iPhone, iPad Market “Softening,” Analysts Say

Are the iPhone and iPad losing their grip on the market? At least three Citi bank analysts think so.

According to analysts Glen Yeung, Jim Suva and Walter H. Pritchard, estimates revealed that Apple will see a steady decline in the next few months over its high-demand products. And with looming concerns over the demand of the full-sized iPad and iPhone 5, the news could spell disaster for the Cupertino-based company. 

So what do they base their findings on? In a note to investors, the Citi analysts found that there is a reduction in component orders from Apple’s suppliers for the portable devices, meaning there is a decreased demand over their products.

“In conducting our regular field work with the hardware supply chain, we again find evidence of reduced demand to Apple’s suppliers for iPhone 5 related components,” Yeung said. “While production does not directly translate to sales, we suspect this is an indication of sofer demand for iPhone 5 and iPhone 4S.”

In accordance, Yeung has shrunk his initial estimate in iPhone sales, stating that Apple will sell 34 million units in the current March quarter, which is down from 35 million. In June, iPhone sales will likely drop from 32 million to a staggering 25 million.

What’s even worse? The iPad’s outlook is bleak. Between the U.S. and Japanese markets, the full-sized iPad tablet will drop 10 percent in year-over-year sales in the fourth quarter. They attribute this prediction to these ideas: tablets are still a luxury to be had, the iPad mini is cannibalizing the market and the turnover rate is less significant than that of the iPhone.

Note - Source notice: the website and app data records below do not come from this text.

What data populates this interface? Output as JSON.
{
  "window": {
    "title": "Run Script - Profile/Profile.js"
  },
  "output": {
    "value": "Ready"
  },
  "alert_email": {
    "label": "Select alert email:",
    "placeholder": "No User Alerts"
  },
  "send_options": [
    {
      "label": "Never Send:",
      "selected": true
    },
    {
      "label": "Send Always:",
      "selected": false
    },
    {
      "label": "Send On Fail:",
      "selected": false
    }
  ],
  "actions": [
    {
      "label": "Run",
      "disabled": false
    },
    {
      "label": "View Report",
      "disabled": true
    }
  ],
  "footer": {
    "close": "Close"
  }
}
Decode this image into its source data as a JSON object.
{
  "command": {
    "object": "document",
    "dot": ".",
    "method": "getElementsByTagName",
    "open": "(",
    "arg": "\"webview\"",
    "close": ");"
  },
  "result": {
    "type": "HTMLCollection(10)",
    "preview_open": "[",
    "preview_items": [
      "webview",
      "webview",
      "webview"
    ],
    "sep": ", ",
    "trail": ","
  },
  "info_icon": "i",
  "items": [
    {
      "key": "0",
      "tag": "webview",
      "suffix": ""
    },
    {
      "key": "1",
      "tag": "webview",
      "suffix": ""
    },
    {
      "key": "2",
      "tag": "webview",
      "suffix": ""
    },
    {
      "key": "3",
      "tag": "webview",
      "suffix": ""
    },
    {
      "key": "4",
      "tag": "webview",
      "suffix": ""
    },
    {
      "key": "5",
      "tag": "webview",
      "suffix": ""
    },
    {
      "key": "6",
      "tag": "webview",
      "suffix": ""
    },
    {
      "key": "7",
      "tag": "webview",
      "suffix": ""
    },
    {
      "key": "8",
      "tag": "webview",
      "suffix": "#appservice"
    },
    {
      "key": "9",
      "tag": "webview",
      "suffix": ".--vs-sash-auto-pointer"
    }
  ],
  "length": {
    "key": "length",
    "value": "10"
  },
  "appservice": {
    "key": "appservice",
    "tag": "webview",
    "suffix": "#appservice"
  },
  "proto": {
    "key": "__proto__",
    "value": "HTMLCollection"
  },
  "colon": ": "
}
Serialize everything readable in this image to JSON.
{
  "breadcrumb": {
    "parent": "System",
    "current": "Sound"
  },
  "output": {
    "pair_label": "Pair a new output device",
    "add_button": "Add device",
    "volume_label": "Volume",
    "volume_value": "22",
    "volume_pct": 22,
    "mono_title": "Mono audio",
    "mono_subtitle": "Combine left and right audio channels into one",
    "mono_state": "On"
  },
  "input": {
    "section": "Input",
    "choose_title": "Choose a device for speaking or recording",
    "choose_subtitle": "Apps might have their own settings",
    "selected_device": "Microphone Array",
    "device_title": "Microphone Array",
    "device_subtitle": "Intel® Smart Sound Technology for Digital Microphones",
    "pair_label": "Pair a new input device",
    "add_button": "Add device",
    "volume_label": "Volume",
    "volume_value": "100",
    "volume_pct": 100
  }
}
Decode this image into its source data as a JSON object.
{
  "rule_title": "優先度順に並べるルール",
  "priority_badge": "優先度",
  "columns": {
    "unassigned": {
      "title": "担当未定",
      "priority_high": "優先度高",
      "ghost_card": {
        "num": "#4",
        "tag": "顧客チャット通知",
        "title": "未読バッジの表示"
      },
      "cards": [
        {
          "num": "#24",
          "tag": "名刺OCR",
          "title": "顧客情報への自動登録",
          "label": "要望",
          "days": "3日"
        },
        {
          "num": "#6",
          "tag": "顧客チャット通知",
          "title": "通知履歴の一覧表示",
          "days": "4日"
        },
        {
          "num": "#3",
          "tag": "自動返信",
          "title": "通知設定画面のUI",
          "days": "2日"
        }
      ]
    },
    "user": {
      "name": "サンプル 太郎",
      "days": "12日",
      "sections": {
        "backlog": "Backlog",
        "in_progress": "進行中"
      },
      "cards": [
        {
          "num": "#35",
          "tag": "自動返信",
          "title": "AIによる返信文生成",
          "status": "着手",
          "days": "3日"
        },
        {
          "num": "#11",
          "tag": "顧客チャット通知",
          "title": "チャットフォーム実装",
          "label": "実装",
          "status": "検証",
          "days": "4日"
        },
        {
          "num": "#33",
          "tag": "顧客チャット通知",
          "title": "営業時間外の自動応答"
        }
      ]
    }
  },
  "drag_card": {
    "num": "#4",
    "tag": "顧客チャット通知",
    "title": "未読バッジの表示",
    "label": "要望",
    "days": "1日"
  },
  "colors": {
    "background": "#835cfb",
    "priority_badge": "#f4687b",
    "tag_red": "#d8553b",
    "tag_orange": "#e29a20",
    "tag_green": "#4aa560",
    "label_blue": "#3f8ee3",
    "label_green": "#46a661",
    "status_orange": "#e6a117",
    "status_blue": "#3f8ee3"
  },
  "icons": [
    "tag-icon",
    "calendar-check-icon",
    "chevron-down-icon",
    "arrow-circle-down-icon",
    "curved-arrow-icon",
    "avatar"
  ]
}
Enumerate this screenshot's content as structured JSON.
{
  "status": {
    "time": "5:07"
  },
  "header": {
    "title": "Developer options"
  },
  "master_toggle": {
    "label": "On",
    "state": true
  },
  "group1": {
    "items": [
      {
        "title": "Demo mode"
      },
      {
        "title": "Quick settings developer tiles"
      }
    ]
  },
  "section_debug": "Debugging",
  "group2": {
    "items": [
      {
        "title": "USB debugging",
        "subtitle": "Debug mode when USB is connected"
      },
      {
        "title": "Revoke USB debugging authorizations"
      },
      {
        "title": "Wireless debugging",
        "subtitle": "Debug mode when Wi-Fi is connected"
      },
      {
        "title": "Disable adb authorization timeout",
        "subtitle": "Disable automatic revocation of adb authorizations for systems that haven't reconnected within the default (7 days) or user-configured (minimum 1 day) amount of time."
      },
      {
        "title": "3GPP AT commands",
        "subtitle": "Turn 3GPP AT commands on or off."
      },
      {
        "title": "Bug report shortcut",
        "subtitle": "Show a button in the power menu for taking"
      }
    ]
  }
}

If you think about it, they’re right. People get the itch to upgrade their iPhones faster than they do for the iPad. They tend to be less phased by the incremental features of the product, while iPads still tend to be seen as laptops, only need to be updated every couple years.

So what does the future hold for Apple?

The tech giant is on the cusp of rolling out its next iPhone iteration — the iPhone 5S — in August. The new smartphone offers such features as a 4-inch display and 4G LTE networking. Unfortunately, Apple may have to rely on these sales and these sales only, considering Yeung doesn’t believe a low-cost iPhone has hit production.

“Despite much speculation amongst investors and third-party research, we find limited evidence of a low-end iPhone at this stage,” the analyst said. “As noted above, we continue to expect iPhone 5S to be launched and anticipate a large-screen iPhone in late 2013/early 2014. But clear indications of a low-end iPhone remain elusive.”

Consequently, Apple may be heading down the wrong path. And it could take more than an iPhone upgrade to get their numbers above par.


image credit: telegraph.co.uk